Baltimore's election season takes to the airwaves today, when Mayor Martin O'Malley's first two campaign commercials portray the heavily favored incumbent as a regular guy and a stately politician.
In the first 30-second spot, O'Malley, wearing a hard hat and wielding a hammer, is helping to rebuild a vacant house. In the other, he is striking poses of a distinguished, suit-wearing leader whose political priorities seek to protect Baltimore from terrorism.
Political commercials are one of the most costly, and effective, items in any campaign. They project what accomplishments matter most to a candidate, and they preview what direction an incumbent intends to lead the city if re-elected.
O'Malley does not speak in either ad, produced by Dixon/Davis Media Group of Washington. Instead, staged action such as O'Malley pounding a nail or orchestrating emergency workers is set to voice-over narration reciting his accomplishments and leadership traits.
"The foundation of our city's comeback begins with public safety and a commitment to make every neighborhood an even safer place to call home," the narrator states.
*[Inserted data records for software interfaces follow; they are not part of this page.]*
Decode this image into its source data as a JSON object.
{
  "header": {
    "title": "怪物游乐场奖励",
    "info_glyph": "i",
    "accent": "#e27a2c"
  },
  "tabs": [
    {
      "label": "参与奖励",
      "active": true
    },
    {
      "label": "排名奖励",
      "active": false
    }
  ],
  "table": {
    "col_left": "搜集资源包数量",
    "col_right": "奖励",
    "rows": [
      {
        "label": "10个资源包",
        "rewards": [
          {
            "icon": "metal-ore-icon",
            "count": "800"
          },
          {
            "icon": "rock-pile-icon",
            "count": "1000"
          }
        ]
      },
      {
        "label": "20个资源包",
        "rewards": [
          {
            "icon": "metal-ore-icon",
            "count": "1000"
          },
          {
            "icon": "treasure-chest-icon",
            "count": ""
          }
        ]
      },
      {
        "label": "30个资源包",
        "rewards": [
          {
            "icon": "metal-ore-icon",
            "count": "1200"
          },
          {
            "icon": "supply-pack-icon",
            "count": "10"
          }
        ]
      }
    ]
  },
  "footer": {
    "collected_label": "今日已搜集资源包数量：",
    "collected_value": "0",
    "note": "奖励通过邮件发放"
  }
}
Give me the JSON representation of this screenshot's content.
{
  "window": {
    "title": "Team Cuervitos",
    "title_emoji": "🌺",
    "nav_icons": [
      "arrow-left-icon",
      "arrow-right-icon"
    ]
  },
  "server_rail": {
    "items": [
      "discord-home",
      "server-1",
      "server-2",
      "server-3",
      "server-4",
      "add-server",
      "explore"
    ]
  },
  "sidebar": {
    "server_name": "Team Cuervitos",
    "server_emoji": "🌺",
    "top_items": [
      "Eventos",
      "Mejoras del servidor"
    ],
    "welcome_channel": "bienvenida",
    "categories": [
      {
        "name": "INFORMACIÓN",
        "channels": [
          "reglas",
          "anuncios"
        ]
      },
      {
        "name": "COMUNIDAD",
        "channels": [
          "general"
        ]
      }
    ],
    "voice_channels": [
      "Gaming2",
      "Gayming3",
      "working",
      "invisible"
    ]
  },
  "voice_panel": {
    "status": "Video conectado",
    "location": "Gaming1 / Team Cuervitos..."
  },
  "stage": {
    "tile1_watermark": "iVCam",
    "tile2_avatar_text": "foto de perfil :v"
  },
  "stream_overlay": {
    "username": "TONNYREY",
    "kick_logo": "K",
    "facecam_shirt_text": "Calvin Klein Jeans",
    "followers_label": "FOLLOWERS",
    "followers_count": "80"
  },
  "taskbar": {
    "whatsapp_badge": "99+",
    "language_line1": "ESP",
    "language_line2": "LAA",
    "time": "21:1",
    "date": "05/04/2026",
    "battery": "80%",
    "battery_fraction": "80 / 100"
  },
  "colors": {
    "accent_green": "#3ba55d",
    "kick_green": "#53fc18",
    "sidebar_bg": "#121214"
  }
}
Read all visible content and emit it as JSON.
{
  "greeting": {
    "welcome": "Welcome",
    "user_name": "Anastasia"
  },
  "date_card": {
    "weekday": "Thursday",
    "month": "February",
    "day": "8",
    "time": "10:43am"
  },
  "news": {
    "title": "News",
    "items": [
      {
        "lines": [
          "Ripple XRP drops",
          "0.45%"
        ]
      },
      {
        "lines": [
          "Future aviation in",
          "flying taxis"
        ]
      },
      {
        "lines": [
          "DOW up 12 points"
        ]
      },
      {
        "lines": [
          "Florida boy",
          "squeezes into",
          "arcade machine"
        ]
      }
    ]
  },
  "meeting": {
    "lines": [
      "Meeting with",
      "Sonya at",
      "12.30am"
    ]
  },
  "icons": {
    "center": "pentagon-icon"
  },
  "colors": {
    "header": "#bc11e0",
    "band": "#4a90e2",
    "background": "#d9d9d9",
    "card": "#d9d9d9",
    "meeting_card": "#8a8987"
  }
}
The second ad begins by describing O'Malley as "a leader, preparing Baltimore for homeland security and emergency preparedness."
Both sign off with O'Malley's slogan: "Because better isn't good enough." The cost to place the 30-second ads could range from $50 to $3,800. Each is expected to air five or six times per week - or more, said Kimberlin Love, the campaign's spokeswoman.
O'Malley's campaign intends to roll out a series of commercials, some of which will not feature the mayor so prominently and others that will show him speaking. Campaign officials said they had not determined how many commercials would be produced before the Sept. 9 Democratic primary.
Such an extensive ad buy may appear as overkill for an incumbent who most political experts say holds a wide lead over his competitors. But O'Malley said yesterday that he won't be complacent.
"You have to run the ads," he said. "Elections are when we pause to consider if things are getting better and whether we're heading down the path that restores hope ... It's a very important factor in a Democracy."
Another important factor is money. His near $3 million campaign treasury far surpasses all of his competitors. Andrey Bundley, O'Malley's chief rival and principal of Walbrook High Uniform Services Academy, recently released an Aug. 5 report showing his campaign has a $23,033 balance.
"Essentially, we're broke," Bundley said. "We don't have the money to run TV ads. We're not trying to buy the vote."
Bundley, who will debate O'Malley Friday, called the commercials' claims of reducing crime "disingenuous."
The Friends of O'Malley campaign did not release figures on how much the commercials cost to produce, but political experts said such commercials typically range between $12,000 and $18,000, and sometimes far more.
"The real costs are in the `buy,'" said Arthur W. Murphy, a political consultant with Politicom Creative, referring to the price paid to stations for running the ads. "Running early morning ads is cheaper because fewer people watch TV at that time."
Rates can range anywhere from $50 for a 30-second spot on a local morning news program to $3,800 for a fixed spot during a popular national show such as Friends. Campaign finance records from 1999 show that O'Malley paid $93,222 to the same production firm, listed as Dixon Media Group at the time, for radio, television, newspaper and billboard ads.
Each of the two commercials makes several claims. The first commercial, which O'Malley said was staged, portrays the mayor at a construction site.
It makes three claims:
"Baltimore is leading the nation in the reduction of violent crime."
This has become the O'Malley mantra. Reducing crime was his 1999 campaign's No. 1 priority.
The city has reduced the incidence of serious crimes by 25.98 percent over the past three years, best in the nation. Still, last year, the city ranked No. 2 among the country's 25 largest cities in the rate of violent crimes per 100,000. That was an improvement from 2001, when the city had the worst per capita crime rate for homicides, aggravated assaults, rapes and robberies, according to FBI data.
"We're freeing our communities of drug use with new substance abuse facilities."
Since O'Malley took office, the city has opened five large-scale drug treatment centers. One residential treatment center, Gaudenzia Inc., is the first to be built in the city in 30 years, said Dr. Peter L. Beilenson, the city's health commissioner. For all the progress, Baltimore continues to have one of the worst drug problems in the nation.
"And reclaiming thousands of vacant properties."
The mayor launched Project 5000 to acquire or clear title for 5,000 vacant or abandoned homes. To date, the city has attained 2,115 homes. Vacant and boarded houses, however, remain one of the most hotly contested issues throughout all city campaigns this year.